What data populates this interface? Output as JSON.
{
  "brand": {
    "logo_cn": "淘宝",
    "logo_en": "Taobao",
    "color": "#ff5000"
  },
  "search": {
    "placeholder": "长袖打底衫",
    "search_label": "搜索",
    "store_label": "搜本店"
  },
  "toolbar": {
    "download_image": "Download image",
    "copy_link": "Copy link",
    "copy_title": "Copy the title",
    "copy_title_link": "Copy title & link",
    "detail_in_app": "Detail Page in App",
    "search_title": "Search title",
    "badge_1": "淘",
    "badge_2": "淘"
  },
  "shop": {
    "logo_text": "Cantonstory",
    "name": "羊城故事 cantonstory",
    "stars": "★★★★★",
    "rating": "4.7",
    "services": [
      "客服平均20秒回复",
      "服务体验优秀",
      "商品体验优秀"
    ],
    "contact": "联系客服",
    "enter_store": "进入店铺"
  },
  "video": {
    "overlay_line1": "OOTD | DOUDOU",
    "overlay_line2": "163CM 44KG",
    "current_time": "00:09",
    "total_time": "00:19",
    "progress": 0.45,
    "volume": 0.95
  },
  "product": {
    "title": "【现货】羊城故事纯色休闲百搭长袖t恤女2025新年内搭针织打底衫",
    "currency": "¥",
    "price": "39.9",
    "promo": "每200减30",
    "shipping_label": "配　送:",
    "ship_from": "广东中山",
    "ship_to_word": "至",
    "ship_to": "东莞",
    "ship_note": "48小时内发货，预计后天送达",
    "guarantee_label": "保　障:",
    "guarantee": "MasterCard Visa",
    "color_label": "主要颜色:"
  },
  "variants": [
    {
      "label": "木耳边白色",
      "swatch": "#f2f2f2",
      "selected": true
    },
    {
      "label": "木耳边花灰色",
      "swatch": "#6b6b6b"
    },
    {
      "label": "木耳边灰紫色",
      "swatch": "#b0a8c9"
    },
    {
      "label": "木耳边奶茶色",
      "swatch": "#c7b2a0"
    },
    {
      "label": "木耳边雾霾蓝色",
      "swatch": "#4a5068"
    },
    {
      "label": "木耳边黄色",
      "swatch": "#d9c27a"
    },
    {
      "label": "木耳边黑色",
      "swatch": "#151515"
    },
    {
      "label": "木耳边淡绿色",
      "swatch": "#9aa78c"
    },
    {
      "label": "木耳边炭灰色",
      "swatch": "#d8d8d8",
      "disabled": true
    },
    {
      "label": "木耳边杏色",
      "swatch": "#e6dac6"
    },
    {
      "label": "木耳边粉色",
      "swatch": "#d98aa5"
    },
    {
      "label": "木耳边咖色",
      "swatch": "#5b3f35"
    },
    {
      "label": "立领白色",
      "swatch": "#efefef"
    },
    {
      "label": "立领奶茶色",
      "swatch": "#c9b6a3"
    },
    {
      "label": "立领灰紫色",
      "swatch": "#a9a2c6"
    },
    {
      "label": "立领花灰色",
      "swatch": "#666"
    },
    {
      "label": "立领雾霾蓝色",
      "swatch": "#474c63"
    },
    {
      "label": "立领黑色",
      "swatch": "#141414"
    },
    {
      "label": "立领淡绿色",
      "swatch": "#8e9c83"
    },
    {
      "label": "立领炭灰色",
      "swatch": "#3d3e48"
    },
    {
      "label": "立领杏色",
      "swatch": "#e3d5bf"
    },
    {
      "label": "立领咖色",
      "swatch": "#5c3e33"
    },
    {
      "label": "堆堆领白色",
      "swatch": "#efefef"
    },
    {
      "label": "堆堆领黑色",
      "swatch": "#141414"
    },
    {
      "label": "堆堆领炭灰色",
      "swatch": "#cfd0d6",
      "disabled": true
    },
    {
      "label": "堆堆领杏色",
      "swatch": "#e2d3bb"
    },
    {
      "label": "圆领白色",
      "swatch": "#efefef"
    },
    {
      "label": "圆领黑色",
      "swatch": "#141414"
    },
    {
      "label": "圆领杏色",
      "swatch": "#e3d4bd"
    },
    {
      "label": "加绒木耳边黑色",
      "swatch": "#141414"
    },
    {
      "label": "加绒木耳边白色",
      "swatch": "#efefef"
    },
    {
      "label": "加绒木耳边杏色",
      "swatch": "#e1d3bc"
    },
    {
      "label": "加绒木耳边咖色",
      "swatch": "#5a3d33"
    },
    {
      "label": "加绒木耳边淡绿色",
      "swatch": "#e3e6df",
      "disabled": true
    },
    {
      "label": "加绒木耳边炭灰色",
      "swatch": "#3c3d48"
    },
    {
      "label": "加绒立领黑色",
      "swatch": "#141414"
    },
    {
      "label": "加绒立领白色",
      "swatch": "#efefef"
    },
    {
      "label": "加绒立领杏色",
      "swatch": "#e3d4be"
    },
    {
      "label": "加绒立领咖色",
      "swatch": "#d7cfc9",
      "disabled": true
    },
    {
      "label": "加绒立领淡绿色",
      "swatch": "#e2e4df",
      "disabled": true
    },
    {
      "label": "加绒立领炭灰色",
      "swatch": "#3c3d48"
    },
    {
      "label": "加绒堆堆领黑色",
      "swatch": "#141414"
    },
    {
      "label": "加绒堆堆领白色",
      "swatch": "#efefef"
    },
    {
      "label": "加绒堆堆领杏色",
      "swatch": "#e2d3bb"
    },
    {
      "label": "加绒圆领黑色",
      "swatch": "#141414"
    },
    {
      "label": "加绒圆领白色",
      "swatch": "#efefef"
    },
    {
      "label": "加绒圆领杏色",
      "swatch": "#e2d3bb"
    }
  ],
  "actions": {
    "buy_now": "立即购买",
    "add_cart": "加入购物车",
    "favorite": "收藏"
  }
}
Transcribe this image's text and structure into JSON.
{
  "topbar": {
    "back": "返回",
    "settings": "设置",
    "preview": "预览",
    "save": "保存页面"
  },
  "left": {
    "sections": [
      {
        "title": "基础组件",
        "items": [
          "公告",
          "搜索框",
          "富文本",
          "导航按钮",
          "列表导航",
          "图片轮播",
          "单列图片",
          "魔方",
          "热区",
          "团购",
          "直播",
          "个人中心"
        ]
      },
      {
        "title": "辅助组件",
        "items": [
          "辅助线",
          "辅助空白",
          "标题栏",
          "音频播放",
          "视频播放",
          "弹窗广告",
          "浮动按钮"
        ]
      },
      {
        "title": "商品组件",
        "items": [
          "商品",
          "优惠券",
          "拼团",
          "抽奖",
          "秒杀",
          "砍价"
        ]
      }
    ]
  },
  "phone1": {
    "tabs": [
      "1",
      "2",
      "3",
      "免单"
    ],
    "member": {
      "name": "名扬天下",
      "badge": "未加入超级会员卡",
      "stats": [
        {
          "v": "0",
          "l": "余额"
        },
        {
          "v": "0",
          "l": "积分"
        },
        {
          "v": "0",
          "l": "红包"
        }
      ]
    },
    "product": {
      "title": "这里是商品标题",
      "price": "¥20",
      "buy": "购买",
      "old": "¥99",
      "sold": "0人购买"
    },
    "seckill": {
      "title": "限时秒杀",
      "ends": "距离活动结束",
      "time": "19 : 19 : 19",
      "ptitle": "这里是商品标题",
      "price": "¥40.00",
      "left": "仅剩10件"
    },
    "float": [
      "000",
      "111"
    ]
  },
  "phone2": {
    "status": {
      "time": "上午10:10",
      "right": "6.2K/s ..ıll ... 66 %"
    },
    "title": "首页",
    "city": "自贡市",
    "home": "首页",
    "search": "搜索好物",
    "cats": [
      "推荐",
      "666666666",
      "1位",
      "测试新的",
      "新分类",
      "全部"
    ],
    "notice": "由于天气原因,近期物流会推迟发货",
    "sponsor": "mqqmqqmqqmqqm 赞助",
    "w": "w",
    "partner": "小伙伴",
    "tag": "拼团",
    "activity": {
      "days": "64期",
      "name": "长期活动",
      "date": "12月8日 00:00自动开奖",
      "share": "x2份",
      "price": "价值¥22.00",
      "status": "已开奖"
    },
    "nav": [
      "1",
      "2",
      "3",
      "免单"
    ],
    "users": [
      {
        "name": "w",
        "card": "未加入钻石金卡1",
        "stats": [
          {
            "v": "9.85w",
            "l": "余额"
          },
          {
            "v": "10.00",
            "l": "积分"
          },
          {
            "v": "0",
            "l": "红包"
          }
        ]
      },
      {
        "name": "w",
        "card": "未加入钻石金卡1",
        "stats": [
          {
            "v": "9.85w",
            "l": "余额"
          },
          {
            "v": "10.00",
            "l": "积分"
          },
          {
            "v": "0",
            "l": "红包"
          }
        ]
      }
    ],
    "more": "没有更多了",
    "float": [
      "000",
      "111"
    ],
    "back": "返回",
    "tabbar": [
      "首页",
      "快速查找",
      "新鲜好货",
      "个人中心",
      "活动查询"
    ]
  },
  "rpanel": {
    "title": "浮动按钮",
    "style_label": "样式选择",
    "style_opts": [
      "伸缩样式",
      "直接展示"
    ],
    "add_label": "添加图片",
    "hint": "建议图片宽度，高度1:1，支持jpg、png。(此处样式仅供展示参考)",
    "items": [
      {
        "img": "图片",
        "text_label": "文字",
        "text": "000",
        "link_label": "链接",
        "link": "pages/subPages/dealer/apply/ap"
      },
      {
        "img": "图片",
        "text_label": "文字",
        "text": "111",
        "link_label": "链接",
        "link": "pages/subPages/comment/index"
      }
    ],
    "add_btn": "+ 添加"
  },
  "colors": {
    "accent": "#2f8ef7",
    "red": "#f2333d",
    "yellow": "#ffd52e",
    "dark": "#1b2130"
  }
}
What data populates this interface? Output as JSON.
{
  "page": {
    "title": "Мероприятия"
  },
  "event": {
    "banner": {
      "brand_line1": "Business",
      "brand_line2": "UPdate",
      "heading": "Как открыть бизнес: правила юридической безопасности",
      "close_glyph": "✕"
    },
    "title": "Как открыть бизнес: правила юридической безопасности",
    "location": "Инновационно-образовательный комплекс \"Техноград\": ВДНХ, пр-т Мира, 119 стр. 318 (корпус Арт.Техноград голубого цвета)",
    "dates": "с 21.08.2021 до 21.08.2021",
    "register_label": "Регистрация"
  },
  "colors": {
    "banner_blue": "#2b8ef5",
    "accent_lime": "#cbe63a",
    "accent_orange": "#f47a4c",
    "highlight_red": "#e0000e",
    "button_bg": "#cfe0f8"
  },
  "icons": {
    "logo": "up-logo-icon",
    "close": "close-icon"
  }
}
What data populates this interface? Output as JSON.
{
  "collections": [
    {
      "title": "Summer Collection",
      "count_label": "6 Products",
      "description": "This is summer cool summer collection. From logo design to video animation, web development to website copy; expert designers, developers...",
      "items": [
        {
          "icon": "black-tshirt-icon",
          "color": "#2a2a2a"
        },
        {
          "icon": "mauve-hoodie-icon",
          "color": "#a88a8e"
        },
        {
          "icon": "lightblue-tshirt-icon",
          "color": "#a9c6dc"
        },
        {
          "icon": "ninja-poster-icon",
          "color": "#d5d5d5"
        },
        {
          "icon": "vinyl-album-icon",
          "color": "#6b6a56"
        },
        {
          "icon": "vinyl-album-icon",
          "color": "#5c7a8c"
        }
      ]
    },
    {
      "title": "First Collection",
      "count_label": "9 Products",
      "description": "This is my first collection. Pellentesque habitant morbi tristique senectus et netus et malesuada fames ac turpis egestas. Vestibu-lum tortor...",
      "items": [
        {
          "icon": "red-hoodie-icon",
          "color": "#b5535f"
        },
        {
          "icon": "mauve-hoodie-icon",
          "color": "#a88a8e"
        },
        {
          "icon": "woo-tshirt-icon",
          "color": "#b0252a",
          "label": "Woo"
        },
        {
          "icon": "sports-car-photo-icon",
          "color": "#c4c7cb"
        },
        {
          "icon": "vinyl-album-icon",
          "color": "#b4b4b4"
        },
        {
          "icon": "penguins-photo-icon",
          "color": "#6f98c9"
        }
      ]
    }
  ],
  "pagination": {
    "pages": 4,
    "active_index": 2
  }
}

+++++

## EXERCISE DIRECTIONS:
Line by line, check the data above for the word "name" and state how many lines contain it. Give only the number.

## ANSWER FOR THE TASK:
5